§ Record excerpts
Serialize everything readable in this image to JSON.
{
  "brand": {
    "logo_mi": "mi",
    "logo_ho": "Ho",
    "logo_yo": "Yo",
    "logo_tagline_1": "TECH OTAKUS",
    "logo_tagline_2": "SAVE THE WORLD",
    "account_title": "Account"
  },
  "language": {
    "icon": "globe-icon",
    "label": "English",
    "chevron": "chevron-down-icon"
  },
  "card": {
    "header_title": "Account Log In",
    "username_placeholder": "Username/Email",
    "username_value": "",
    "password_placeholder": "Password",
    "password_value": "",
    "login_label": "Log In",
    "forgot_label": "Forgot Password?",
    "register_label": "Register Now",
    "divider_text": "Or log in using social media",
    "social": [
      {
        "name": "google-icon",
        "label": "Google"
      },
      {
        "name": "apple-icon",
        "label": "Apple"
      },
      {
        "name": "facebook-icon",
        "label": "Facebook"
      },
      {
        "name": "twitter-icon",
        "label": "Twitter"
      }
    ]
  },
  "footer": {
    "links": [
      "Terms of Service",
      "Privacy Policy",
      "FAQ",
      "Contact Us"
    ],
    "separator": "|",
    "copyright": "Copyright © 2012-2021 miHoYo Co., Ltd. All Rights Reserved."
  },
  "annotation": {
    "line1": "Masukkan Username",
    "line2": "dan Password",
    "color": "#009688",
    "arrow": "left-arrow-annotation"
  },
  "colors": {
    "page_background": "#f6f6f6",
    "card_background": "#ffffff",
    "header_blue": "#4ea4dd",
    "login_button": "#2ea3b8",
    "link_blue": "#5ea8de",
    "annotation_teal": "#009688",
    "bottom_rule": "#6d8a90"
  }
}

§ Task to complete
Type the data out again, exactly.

§ Written solution
Serialize everything readable in this image to JSON.
{
  "brand": {
    "logo_mi": "mi",
    "logo_ho": "Ho",
    "logo_yo": "Yo",
    "logo_tagline_1": "TECH OTAKUS",
    "logo_tagline_2": "SAVE THE WORLD",
    "account_title": "Account"
  },
  "language": {
    "icon": "globe-icon",
    "label": "English",
    "chevron": "chevron-down-icon"
  },
  "card": {
    "header_title": "Account Log In",
    "username_placeholder": "Username/Email",
    "username_value": "",
    "password_placeholder": "Password",
    "password_value": "",
    "login_label": "Log In",
    "forgot_label": "Forgot Password?",
    "register_label": "Register Now",
    "divider_text": "Or log in using social media",
    "social": [
      {
        "name": "google-icon",
        "label": "Google"
      },
      {
        "name": "apple-icon",
        "label": "Apple"
      },
      {
        "name": "facebook-icon",
        "label": "Facebook"
      },
      {
        "name": "twitter-icon",
        "label": "Twitter"
      }
    ]
  },
  "footer": {
    "links": [
      "Terms of Service",
      "Privacy Policy",
      "FAQ",
      "Contact Us"
    ],
    "separator": "|",
    "copyright": "Copyright © 2012-2021 miHoYo Co., Ltd. All Rights Reserved."
  },
  "annotation": {
    "line1": "Masukkan Username",
    "line2": "dan Password",
    "color": "#009688",
    "arrow": "left-arrow-annotation"
  },
  "colors": {
    "page_background": "#f6f6f6",
    "card_background": "#ffffff",
    "header_blue": "#4ea4dd",
    "login_button": "#2ea3b8",
    "link_blue": "#5ea8de",
    "annotation_teal": "#009688",
    "bottom_rule": "#6d8a90"
  }
}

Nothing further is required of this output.